Global tech behemoths such as Google, Facebook and Amazon have often come under government scrutiny for not paying enough taxes in India despite having substantial presence in the country. Although these digital companies boast millions of users and generate massive revenues, they manage to slash their corporate tax bills by booking profits in low-tax countries regardless of the location of the end customer.
In fact, Modi government is working on making "significant economic presence" the benchmark for calculating the tax dues of the global digital firms. The plan, announced in the Union Budget 2018-19, is to tax businesses in terms of their customer base in India or revenue, even if they have little physical presence.
These plans to make digital firms more tax accountable have recently got a boost from the France-based global policy forum, the Organisation for Economic Co-operation and Development (OECD). The OECD Secretariat has come out with a consultation document outlining a new "Unified Approach" to global tax rules that is designed to grant new taxing rights to the countries where users of highly digitalised business models are located. "The proposed "Unified Approach" would retain the current rules based on the arm's length principle in cases where they are widely regarded as working as intended, but would introduce formula-based solutions in situations where tensions have increased," read the document.
The proposal envisages a three-tier mechanism for profit allocation. To begin with, it creates a new profit allocation rule applicable to taxpayers within the scope, and irrespective of whether they have an in-country marketing or distribution presence or sell via unrelated distributors. At the same time, the approach largely retains the current transfer pricing rules but complements them with formula based solutions in areas where tensions in the current system are the highest.
Significantly, the OECD's proposal goes beyond covering highly digital business models and broadly focusses on consumer-facing businesses. For instance, businesses that generate revenue from supplying consumer products or providing digital services that have a consumer-facing element. Extractive industries are assumed to be out of the scope, but the document clarifies that further discussion is needed to consider whether some sectors like financial services should be carved out, taking into account the tax policy rationale and other practicalities.
"Such discussion should also include consideration of size limitations, such as, for example, the Euro 750 million revenue threshold used for country-by-country reporting requirements," the document added. In addition, for businesses within the scope, the proposal creates a new nexus, not dependent on physical presence but largely based on sales.
"With the OECD report also supporting the right to tax, one would now have to see if and when the CBDT [Central Board of Direct Taxes] finalises the profit attribution rules. This together with the significant economic presence (SEP) amendment could impact several digital companies operating in India," Ajay Rotti, partner at Dhruva Advisors, told The Economic Times.
The prospect of a higher tax outgo in the near future has reportedly prompted the likes of Facebook, Google, Twitter, LinkedIn and Airbnb to reach out to tax experts, seeking an opinion on the OECD proposals and its impact on their India revenues. According to a source present at one such conference call on Wednesday, the digital players are looking to either create domestic companies or relocate employees outside India. After all, going by recent developments, India may soon be able to tax sales generated domestically, unlike the current situation where tax treaties override any domestic laws.

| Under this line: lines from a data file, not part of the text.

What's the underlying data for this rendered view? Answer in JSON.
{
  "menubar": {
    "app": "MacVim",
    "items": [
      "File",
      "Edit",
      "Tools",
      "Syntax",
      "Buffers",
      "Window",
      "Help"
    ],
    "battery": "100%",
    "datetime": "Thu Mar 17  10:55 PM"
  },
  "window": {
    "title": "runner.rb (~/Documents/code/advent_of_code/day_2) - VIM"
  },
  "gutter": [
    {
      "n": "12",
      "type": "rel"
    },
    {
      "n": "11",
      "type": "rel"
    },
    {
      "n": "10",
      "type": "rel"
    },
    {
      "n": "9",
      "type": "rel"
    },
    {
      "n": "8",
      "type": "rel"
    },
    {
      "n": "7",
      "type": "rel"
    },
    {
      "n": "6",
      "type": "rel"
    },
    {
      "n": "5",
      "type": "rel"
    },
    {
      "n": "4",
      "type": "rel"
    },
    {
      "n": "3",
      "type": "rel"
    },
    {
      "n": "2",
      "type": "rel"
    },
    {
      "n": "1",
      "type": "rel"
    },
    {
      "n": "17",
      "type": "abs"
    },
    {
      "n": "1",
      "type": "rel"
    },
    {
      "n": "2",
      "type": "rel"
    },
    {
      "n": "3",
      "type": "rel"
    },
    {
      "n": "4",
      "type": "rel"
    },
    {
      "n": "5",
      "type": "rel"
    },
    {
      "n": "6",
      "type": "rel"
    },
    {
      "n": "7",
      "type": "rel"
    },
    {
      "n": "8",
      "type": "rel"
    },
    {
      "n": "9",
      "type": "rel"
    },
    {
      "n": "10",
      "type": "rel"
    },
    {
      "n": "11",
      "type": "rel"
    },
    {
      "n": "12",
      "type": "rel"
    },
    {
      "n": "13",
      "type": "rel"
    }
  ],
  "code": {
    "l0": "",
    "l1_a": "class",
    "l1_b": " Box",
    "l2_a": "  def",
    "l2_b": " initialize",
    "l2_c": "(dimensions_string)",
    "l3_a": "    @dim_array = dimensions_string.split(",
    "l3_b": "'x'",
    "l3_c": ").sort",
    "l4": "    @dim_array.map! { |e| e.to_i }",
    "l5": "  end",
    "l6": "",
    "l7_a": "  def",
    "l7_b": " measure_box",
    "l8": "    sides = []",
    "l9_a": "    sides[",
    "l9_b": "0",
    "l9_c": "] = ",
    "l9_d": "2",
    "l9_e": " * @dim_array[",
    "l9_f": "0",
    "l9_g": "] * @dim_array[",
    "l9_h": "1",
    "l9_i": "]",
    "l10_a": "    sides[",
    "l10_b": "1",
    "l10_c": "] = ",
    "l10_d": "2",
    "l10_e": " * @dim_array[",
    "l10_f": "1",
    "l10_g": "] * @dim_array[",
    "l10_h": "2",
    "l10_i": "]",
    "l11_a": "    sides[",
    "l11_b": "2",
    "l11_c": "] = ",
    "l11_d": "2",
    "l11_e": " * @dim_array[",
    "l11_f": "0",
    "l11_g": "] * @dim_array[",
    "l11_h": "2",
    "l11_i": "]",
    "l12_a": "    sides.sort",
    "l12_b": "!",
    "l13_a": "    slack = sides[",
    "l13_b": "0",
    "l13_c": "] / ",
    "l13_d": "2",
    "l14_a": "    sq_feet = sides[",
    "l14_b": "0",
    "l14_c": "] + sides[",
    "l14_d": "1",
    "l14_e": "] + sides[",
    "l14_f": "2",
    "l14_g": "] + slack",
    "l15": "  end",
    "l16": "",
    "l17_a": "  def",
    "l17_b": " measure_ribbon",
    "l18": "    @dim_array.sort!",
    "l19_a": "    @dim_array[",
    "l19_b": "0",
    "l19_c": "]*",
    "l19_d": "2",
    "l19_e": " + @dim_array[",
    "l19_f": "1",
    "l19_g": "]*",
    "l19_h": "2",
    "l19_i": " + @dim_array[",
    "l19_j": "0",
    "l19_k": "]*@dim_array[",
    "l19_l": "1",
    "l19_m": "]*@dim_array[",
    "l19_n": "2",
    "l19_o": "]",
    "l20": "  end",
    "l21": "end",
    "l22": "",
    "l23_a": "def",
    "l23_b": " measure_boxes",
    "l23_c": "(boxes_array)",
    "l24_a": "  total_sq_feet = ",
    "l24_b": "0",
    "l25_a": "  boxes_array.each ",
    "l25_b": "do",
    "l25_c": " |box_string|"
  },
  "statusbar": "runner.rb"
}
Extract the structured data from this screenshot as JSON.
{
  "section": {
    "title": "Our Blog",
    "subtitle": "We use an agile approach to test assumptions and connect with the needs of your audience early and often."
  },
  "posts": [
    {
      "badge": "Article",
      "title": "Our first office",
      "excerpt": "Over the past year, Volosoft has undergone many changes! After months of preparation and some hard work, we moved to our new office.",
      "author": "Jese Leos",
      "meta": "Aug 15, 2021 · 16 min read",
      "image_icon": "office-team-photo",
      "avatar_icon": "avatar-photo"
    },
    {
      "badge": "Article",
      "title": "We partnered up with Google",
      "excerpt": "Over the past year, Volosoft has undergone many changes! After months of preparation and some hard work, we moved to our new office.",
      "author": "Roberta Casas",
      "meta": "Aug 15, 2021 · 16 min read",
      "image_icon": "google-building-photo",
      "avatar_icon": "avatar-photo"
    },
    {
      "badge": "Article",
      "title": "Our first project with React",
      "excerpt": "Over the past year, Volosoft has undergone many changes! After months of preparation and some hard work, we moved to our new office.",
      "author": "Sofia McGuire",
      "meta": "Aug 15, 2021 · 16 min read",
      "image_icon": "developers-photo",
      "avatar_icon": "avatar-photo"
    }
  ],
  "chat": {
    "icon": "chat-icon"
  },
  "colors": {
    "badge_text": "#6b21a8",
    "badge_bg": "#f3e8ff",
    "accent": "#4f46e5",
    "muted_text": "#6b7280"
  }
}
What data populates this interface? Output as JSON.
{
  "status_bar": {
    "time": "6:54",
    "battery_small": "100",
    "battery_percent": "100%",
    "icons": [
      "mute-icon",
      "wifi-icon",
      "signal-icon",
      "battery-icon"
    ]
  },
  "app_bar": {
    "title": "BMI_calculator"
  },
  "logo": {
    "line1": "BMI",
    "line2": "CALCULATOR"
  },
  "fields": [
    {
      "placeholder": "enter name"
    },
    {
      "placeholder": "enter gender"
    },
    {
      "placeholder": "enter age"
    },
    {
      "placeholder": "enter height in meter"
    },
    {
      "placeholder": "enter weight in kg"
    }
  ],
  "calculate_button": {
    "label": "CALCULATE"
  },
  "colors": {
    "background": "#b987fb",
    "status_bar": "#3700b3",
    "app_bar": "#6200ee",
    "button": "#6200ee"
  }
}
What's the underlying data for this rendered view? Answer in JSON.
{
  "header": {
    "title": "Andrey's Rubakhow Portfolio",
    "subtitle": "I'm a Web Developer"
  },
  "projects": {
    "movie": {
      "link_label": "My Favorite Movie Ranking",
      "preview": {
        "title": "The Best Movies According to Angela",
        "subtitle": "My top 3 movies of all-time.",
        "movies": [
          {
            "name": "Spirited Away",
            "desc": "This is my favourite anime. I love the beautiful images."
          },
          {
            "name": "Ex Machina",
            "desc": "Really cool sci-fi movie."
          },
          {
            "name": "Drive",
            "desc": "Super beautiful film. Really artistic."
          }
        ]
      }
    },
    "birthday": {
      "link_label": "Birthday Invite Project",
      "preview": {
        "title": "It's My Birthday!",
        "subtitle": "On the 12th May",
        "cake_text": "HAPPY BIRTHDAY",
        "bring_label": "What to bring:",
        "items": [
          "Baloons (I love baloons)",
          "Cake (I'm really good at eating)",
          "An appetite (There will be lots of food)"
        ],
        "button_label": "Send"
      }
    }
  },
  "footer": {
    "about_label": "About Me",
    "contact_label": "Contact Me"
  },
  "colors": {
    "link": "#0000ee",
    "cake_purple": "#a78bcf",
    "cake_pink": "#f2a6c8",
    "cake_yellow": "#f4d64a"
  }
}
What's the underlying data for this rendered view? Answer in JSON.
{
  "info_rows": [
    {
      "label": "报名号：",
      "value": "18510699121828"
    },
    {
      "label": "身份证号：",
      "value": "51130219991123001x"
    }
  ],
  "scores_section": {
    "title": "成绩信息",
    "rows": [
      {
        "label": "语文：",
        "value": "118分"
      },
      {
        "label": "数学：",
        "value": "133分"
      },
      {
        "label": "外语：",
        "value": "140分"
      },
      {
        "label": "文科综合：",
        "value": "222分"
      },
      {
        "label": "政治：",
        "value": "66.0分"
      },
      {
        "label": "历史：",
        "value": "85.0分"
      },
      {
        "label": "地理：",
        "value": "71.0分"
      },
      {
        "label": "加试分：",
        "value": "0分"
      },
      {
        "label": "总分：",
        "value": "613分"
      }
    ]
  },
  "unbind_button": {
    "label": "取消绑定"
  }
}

The OECD will be able to gauge initial political support for its "Unified Approach" at the upcoming G20 finance ministers meet in Washington next week, where the proposals are expected to be discussed. In addition, a public consultation meeting is scheduled to be held next month at the OECD Conference Centre in Paris.